My question involves landlord-tenant law in the State of: California

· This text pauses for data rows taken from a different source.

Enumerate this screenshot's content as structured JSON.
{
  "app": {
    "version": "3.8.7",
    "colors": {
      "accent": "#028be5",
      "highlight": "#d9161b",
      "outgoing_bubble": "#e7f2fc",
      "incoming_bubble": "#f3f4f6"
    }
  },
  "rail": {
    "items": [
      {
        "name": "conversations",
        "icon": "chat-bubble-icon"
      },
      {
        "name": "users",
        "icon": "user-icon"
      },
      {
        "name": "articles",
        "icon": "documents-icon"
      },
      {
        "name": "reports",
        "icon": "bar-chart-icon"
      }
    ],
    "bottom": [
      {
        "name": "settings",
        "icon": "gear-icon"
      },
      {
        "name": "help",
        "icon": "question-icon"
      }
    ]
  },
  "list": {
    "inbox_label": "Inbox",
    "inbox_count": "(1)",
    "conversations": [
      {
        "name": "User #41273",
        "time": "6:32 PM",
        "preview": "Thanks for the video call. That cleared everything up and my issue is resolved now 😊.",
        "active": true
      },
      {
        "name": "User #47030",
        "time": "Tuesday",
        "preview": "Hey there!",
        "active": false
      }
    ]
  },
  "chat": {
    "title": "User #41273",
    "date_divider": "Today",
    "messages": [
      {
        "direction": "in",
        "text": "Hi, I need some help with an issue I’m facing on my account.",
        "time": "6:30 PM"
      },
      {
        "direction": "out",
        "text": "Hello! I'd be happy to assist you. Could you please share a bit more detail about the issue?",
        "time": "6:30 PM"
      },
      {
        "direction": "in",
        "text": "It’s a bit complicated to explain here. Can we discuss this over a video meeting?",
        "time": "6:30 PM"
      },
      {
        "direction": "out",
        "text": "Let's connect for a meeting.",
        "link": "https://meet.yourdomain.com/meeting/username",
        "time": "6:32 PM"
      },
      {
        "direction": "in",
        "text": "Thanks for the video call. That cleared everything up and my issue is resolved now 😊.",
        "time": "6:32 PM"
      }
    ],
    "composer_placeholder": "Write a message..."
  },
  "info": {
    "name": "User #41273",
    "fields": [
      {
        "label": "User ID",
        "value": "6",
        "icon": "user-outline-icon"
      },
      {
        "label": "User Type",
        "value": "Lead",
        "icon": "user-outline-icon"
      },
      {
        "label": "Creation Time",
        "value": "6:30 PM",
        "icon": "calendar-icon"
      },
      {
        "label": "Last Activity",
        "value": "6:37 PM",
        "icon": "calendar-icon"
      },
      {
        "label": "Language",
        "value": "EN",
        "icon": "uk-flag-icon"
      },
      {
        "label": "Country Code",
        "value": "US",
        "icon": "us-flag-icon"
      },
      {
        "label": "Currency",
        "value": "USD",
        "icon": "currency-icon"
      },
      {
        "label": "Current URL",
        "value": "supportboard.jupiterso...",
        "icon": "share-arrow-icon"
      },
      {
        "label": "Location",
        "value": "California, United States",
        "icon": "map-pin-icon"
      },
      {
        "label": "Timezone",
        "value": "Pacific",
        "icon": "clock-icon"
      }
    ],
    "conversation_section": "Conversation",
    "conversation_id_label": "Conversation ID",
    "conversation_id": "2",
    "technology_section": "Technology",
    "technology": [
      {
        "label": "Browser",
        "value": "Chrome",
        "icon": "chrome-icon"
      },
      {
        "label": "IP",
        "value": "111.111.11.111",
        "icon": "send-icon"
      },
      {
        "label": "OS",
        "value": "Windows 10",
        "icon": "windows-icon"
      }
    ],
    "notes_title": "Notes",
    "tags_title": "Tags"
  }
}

I am renting my place to someone for a year and the lease agreement has a clause that allows the tenant to unilaterally renew the lease for 6 months "under separate agreement". No mention of the rate. My lawyer said that this allows for me to increase the rent. But after reading my Nolo law book I'm confused. It says "To be legal, option clauses must clearly set forth the terms of the renewed tenancy, including the new term, the rent (which can be different from the rent for the first term if the option clause clearly says so) and so forth. Most clauses do this by simply referring to the initial lease terms. An option clause that leaves any significant term, SUCH AS RENT or length of term, to further negotiation, or words to that effect, is of no effect and is not legally binding". What do they mean by that? That the tenant actually has no right to renew or that I have no right to raise the rent?